Search the entries below. Return every line that has "bottom" in it.

*** RECORDS SUPPLIED Section Begins ***

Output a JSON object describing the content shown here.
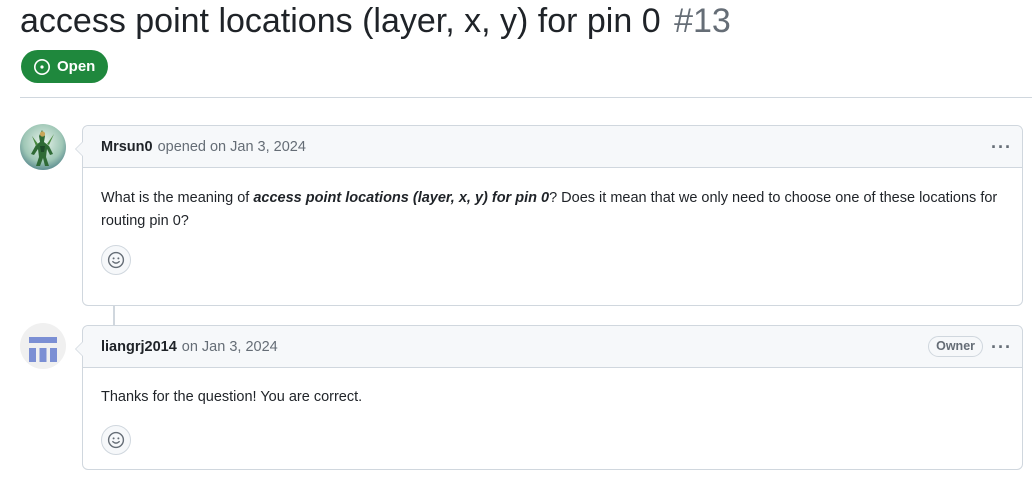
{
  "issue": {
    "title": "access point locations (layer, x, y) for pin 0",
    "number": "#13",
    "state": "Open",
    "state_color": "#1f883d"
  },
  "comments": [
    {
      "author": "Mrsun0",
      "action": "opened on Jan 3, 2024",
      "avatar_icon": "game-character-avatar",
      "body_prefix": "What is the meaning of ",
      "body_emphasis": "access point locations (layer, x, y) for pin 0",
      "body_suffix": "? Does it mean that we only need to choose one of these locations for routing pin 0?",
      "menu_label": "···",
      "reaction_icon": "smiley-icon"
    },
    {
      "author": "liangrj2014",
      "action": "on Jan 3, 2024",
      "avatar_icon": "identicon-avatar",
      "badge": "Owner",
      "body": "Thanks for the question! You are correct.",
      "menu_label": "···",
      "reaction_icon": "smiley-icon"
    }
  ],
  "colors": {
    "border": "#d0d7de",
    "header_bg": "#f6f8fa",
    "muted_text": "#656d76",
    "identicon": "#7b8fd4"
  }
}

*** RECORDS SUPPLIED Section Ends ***
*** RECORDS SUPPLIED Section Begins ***

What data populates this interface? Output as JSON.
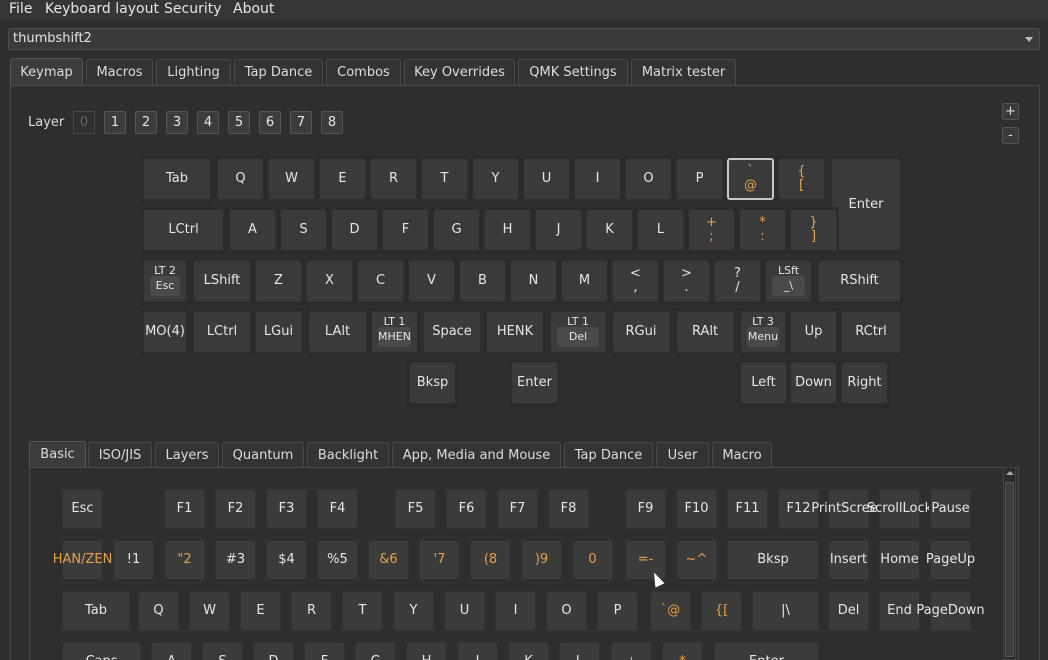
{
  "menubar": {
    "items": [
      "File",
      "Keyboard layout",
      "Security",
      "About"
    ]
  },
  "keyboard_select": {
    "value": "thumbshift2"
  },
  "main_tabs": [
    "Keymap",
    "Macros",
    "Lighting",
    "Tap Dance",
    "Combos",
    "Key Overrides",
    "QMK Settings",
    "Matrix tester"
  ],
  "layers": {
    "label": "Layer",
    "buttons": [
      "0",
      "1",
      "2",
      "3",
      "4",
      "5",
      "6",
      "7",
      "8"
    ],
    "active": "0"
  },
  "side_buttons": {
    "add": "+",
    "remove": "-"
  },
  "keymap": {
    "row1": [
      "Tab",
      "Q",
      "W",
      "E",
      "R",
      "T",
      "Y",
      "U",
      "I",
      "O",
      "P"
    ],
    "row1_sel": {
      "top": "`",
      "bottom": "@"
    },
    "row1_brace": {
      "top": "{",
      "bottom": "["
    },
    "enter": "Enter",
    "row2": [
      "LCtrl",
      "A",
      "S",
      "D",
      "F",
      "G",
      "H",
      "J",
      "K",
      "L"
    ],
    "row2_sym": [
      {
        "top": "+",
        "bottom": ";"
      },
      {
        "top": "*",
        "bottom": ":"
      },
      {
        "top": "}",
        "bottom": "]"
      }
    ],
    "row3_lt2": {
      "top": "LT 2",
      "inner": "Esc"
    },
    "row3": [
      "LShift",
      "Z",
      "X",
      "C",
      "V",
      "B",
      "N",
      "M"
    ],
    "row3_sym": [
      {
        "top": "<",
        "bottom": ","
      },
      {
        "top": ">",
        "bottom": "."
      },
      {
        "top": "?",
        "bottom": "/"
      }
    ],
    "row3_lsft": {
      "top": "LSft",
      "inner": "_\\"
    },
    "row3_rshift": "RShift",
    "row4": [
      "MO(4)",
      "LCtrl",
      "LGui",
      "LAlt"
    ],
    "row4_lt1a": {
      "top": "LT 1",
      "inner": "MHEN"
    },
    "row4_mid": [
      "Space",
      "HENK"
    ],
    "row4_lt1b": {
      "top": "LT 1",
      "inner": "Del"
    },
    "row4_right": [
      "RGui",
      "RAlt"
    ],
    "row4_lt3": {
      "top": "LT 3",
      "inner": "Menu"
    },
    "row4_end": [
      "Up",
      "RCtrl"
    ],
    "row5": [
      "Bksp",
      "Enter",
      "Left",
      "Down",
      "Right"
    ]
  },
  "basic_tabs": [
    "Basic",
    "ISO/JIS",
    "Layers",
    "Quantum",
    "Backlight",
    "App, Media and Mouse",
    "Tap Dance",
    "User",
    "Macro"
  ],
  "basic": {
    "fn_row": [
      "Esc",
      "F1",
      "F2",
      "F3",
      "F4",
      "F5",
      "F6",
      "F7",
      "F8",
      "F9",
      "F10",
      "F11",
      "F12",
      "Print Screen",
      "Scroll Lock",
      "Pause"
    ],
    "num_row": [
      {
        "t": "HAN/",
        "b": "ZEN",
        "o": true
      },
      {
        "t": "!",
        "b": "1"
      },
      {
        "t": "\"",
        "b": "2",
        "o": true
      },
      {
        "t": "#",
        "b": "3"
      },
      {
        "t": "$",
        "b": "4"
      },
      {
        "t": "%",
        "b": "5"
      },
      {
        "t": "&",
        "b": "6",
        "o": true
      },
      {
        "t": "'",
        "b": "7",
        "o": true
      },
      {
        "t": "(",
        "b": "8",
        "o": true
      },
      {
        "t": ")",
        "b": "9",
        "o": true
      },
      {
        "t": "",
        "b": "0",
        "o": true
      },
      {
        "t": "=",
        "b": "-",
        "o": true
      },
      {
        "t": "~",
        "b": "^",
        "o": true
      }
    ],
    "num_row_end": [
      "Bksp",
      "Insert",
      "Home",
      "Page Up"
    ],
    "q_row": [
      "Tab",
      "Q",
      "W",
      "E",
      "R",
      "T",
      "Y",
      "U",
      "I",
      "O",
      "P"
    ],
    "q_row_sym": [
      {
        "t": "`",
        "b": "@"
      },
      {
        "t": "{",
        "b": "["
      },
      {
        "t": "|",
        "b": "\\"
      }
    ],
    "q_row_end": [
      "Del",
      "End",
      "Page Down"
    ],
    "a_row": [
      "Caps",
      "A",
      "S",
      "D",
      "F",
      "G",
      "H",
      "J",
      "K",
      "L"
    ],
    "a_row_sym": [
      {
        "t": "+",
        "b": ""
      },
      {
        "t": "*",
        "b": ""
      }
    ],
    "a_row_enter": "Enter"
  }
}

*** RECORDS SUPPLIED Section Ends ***

THE ANSWER:
      "bottom": "@"
      "bottom": "["
        "bottom": ";"
        "bottom": ":"
        "bottom": "]"
        "bottom": ","
        "bottom": "."
        "bottom": "/"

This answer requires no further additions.